**MATERIAL FOR THE TASK**
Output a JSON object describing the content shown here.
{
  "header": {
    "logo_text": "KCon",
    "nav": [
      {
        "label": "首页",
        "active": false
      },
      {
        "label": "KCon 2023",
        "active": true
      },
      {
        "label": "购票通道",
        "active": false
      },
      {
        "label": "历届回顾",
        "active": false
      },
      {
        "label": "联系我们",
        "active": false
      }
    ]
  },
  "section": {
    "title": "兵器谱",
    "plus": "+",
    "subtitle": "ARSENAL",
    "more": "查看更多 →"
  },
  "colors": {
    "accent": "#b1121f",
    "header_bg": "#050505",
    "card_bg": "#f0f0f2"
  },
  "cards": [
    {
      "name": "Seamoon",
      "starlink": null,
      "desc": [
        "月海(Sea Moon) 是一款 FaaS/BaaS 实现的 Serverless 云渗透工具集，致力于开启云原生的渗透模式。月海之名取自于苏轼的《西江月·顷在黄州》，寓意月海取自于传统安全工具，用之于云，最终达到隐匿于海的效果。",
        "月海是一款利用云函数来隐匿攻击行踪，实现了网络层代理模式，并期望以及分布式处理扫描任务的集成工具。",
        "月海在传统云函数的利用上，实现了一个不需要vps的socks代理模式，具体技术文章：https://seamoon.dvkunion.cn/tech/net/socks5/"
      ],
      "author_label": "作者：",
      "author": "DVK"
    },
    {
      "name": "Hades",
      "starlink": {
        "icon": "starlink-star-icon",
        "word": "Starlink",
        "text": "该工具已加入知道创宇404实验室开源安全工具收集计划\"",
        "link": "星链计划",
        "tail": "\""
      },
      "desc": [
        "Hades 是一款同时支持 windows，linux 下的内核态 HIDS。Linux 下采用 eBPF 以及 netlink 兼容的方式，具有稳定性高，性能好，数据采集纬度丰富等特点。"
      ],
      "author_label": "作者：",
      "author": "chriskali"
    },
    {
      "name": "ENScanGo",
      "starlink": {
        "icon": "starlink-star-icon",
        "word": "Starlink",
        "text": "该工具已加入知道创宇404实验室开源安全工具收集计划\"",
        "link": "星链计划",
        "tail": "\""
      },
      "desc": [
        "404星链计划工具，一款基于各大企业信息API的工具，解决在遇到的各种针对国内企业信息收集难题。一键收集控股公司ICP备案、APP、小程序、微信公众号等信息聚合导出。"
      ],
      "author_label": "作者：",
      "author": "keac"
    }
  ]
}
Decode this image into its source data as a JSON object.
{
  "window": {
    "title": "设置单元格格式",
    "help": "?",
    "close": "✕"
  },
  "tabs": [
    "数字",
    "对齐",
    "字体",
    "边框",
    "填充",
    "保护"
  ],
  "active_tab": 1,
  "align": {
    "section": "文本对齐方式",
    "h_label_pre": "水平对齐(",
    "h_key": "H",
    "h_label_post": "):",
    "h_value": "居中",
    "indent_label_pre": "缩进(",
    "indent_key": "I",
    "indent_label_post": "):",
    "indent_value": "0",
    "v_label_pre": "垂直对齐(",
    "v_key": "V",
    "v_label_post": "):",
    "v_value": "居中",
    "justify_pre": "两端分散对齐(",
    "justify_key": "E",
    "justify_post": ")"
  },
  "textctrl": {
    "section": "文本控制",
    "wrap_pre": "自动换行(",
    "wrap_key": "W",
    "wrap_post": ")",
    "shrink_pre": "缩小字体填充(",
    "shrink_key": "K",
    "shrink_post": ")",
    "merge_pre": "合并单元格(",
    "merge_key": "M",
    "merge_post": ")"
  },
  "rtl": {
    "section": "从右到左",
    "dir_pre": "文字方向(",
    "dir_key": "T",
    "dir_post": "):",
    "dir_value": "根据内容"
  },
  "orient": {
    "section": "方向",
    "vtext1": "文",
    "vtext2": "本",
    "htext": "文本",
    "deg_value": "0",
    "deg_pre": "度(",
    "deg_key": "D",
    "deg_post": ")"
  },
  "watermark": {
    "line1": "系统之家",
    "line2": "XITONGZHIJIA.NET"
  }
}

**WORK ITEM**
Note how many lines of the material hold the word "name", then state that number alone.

**EXERCISE RESULT**
3